Saving energy is always a good thing as a homeowner. With more energy-sucking appliances around our homes than ever before. Knowing how to save as much energy as possible is crucial to not only lessening the impact of your monthly energy bill but also doing your part to lower global emissions that contribute to the ever more worrying climate crisis.
Thankfully, our innovators have been hard at work coming up with new, creative ways to save and recycle energy. If you were to implement enough of these trends into your home, you might even be able to achieve net-zero energy-efficiency, meaning your home produces all of its own energy and doesn’t rely on external sources for energy.
However, even if you aren’t looking to achieve total energy independence in your home, here are some energy trends you should consider as we progress further into the new decade.
1. Solar Shingles
Solar Power isn’t a new concept, but it seems to get cheaper and more efficient every day. You no longer need giant solar panels protruding from your roof or lawn to reap the benefits of solar power anymore, although they certainly won’t hurt. Solar power has progressed so much that we now have solar shingles that can be woven seamlessly into your roof.
These shingles can supply enough power to run your entire home, depending on how many of them you buy and how much power you use. Not only are these shingles excellent at producing solar power, they’re just as durable as normal shingles and are almost indistinguishable from regular asphalt shingles as well.
However, they do possess a sleek look that can add to the aesthetic value of your roof, especially if you have contrasting-colored shingles around them like synthetic cedar or other types.
2. Tankless Water Heaters
Tankless water heaters will save you up to $100 per year, if not more. They use up to 50% less energy than regular water heaters and allow you to enjoy a constant supply of hot water without ever having to worry about it running out. They use less energy because they don’t require you to store 40-50 gallons of water at all times, rather, they heat water only when a faucet is turned on. They also take up less space than normal water heaters.
3. HVAC Sealing

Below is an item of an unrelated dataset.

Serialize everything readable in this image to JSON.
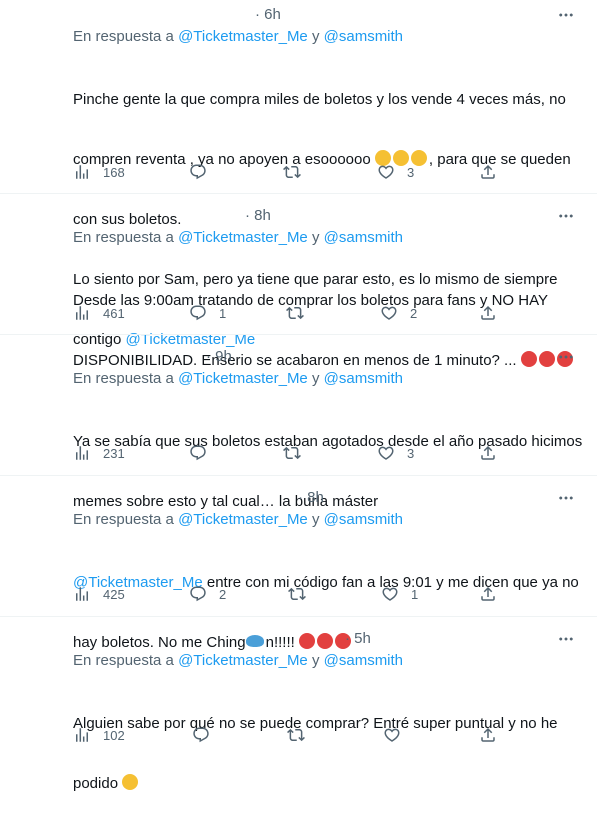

Most homes have leaky ductwork within their HVAC system. HVAC ductwork can be somewhat flimsy and easily damaged, so it doesn’t take much to create leaks and gaps in the tubing that end up costing you a ton of money. You could try to identify these leaks yourself and patch them up, but you’re unlikely to get an airtight seal on your own.
That’s why many homeowners have been turning to HVAC professionals who offer duct-sealing services. These companies can send a team of pros out to your house who will block off your vents and hook up special equipment to them to identify every single leak within your entire HVAC system.
Then, they use a special sealant that is spread via computer technology throughout your HVAC ductwork to clog the holes and patch them up. The process is clean and efficient, promising to improve your energy-efficiency by a great deal.
Sealing your HVAC ductwork will make your A/C unit and heating system much more efficient, allowing you to use them far less often. This will equal big savings, considering that heating and cooling costs are near the top of the list when it comes to energy expenditures in the average home.
4. Proper Attic Insulation
Most homes have attics, but many of them aren’t insulated properly. This is a problem when it comes to energy-efficiency because much like the human body, homes lose heat through the top of them. Having proper insulation in your attic is vital to maintaining the highest possible level of energy-efficiency. There are multiple different types of insulation you can use, but the most popular types of fiberglass batts and blow-in cellulose fiber.
5. Low-E Window Panes
Replacing your standard window panes with Low-E panes is another way to save energy on heating costs in the winter. These panes are coated with a special type of metal that does not obscure vision at all, but allows light to shine through while trapping heat inside. Windows are one of the main sources of heat loss in a home, so getting yours to not only stop letting heat out but trap it inside, is a big step towards saving more energy.
6. LED Lighting Overhaul
Regular incandescent light bulbs give off about 90% of their energy as heat. We tend to keep lightbulbs running quite a bit, so for a home with many incandescent bulbs, this can add up to a big chunk of energy consumption going to waste. LED light bulbs, on the other hand, are ENERGY STAR rated and far more efficient with their energy.
They consume only 20% of the energy that incandescent bulbs do, but they last 25 times longer. The best part is, this is an incredibly cheap trend to follow, with LED bulbs being incredibly affordable and easy to install.
Turn Your Home Into an Energy-Saving Superstar
The trends we’ve listed here today are all gaining traction because they have some of the largest impacts on energy usage in the home. Implementing some or all of them into your home is affordable, eco-friendly, and doesn’t require you to sacrifice even a sliver of comfort.
By installing LED bulbs, proper attic insulation, tankless water heaters, solar shingles, and Low-E window panes in combination with having your HVAC ductwork sealed up, you can slash your energy bill in half. Heck, you might even be able to achieve total energy independence, which means eliminating your energy bill completely!